It's the last of the long week of super low tides and since the haze situation has improved and stabilised, we decided to resume the boat trip designated for Terumbu Hantu. It's my first time visiting this submerged reef!
Trumpet coral (Caulastrea sp.) with its fleshy tissues expanded when submerged in water. As for the green hard coral, it is yet another mystery.
Carnation coral (Pectinia sp.) is not the usual ones that we often see on our intertidal trips to the southern reefs.
Cabbage coral (Trachyphyllia geoffroyi). Unfortunately, it looks partially bleached.
Long-spined black sea urchin (Diadema sp.) and there are many small fish that surrounds the urchin. This could be some forms of symbiosis taking place?
Pizza anemone (Cryptodendrum adhaesivum) on the left and also a bleached Bubble tip sea anemone (Entacmea quadricolor) on the right.
Cushion star (Culcita novaeguinea).
Tiny seven-armed coral stars.
Fluted giant clam (Tridacna squamosa). This giant clam is still not as large as the adult ones and has pretty shades of blue and brown on its mantle.
Merten's carpet anemone (Stichodactyla mertensii) look like when it is not relaxed.
Lima file clam (Lima vulgaris).
Black-margined nudibranch (Glossodoris atromarginata) and we saw quite a number of them!
Black phyllid nudibranch (Phyllidiella nigra) that can be easily sighted.
Can you see a sandy / reefy patch on the top left hand part of this photo?
Long black sea cucumbers (Holothuria leucospilota).
Heart cockle (Corculum cardissa)! This one has intricate patterns on the convex side.
Spider conch (Lambis lambis)! It has yet to develop spines on its shell.
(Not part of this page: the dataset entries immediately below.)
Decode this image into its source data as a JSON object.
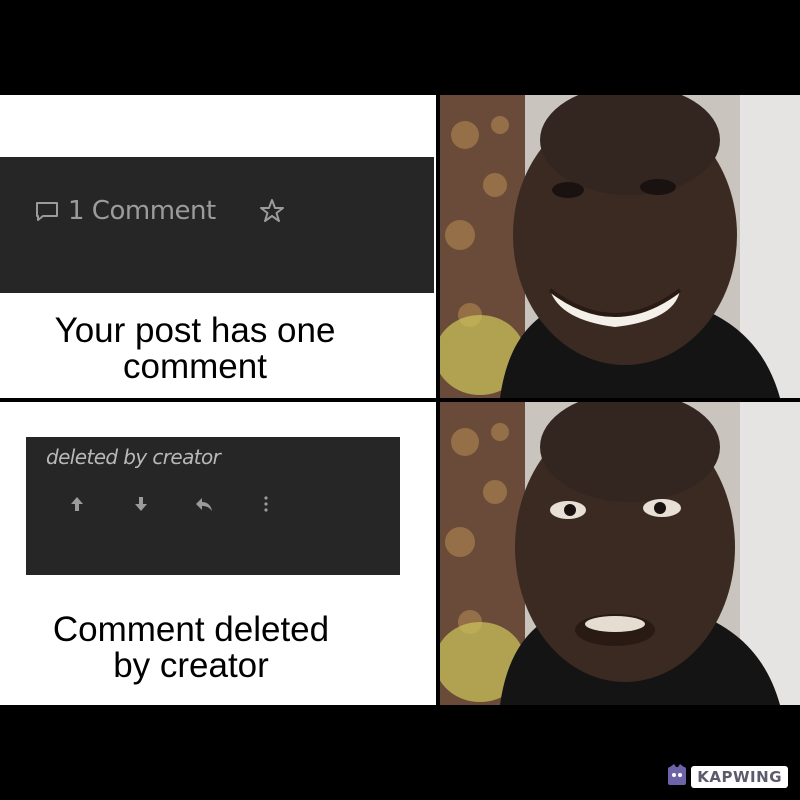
{
  "panels": {
    "top": {
      "comment_count_label": "1 Comment",
      "caption_line1": "Your post has one",
      "caption_line2": "comment",
      "mood": "happy"
    },
    "bottom": {
      "deleted_label": "deleted by creator",
      "caption_line1": "Comment deleted",
      "caption_line2": "by creator",
      "mood": "disappointed"
    }
  },
  "icons": {
    "comment": "comment-bubble-icon",
    "star": "star-icon",
    "upvote": "arrow-up-icon",
    "downvote": "arrow-down-icon",
    "reply": "reply-icon",
    "more": "more-vertical-icon"
  },
  "watermark": {
    "text": "KAPWING"
  },
  "colors": {
    "panel_dark": "#262626",
    "muted_text": "#9b9b9b",
    "background": "#000000"
  }
}
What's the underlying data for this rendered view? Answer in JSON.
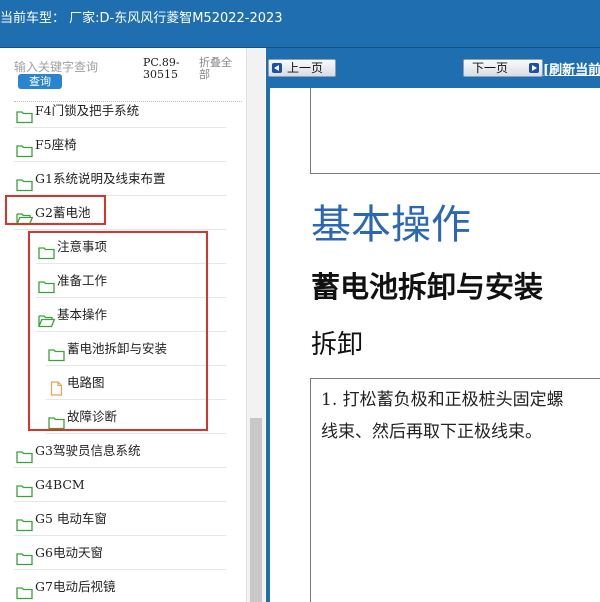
{
  "header": {
    "vehicle_info": "当前车型：  厂家:D-东风风行菱智M52022-2023"
  },
  "search": {
    "placeholder": "输入关键字查询",
    "button_label": "查询",
    "doc_code": "PC.89-30515",
    "collapse_all": "折叠全部"
  },
  "tree": {
    "items": [
      {
        "label": "F4门锁及把手系统",
        "icon": "folder-closed-icon"
      },
      {
        "label": "F5座椅",
        "icon": "folder-closed-icon"
      },
      {
        "label": "G1系统说明及线束布置",
        "icon": "folder-closed-icon"
      },
      {
        "label": "G2蓄电池",
        "icon": "folder-open-icon"
      },
      {
        "label": "注意事项",
        "icon": "folder-closed-icon"
      },
      {
        "label": "准备工作",
        "icon": "folder-closed-icon"
      },
      {
        "label": "基本操作",
        "icon": "folder-open-icon"
      },
      {
        "label": "蓄电池拆卸与安装",
        "icon": "folder-closed-icon"
      },
      {
        "label": "电路图",
        "icon": "document-icon"
      },
      {
        "label": "故障诊断",
        "icon": "folder-closed-icon"
      },
      {
        "label": "G3驾驶员信息系统",
        "icon": "folder-closed-icon"
      },
      {
        "label": "G4BCM",
        "icon": "folder-closed-icon"
      },
      {
        "label": "G5 电动车窗",
        "icon": "folder-closed-icon"
      },
      {
        "label": "G6电动天窗",
        "icon": "folder-closed-icon"
      },
      {
        "label": "G7电动后视镜",
        "icon": "folder-closed-icon"
      }
    ]
  },
  "viewer": {
    "prev_label": "上一页",
    "next_label": "下一页",
    "refresh_label": "[刷新当前"
  },
  "document": {
    "heading1": "基本操作",
    "heading2": "蓄电池拆卸与安装",
    "heading3": "拆卸",
    "step1_line1": "1. 打松蓄负极和正极桩头固定螺",
    "step1_line2": "线束、然后再取下正极线束。"
  },
  "colors": {
    "toolbar_blue": "#1f6fb0",
    "heading_blue": "#2b67b6",
    "folder_green": "#3aa23a",
    "highlight_red": "#d9342b"
  }
}
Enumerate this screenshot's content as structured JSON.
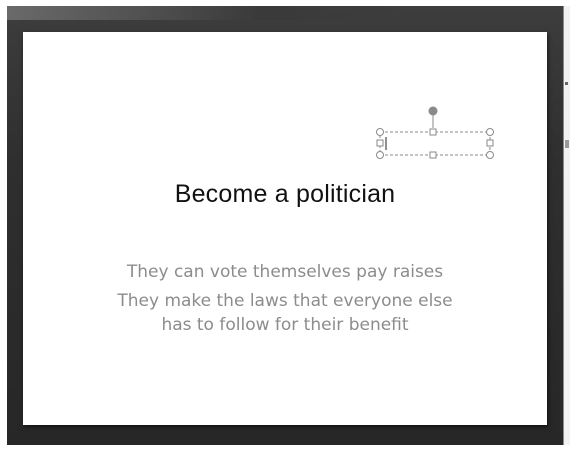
{
  "slide": {
    "title": "Become a politician",
    "bullets": [
      "They can vote themselves pay raises",
      "They make the laws that everyone else has to follow for their benefit"
    ]
  },
  "selection_box": {
    "icon": "text-box-selection-handles"
  },
  "colors": {
    "workspace": "#2f2f2f",
    "slide_background": "#ffffff",
    "title_text": "#111111",
    "body_text": "#8c8c8c",
    "handle": "#8a8a8a"
  }
}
Here's the end to this long stretch of super low tides and let's hope the corals will do better over time.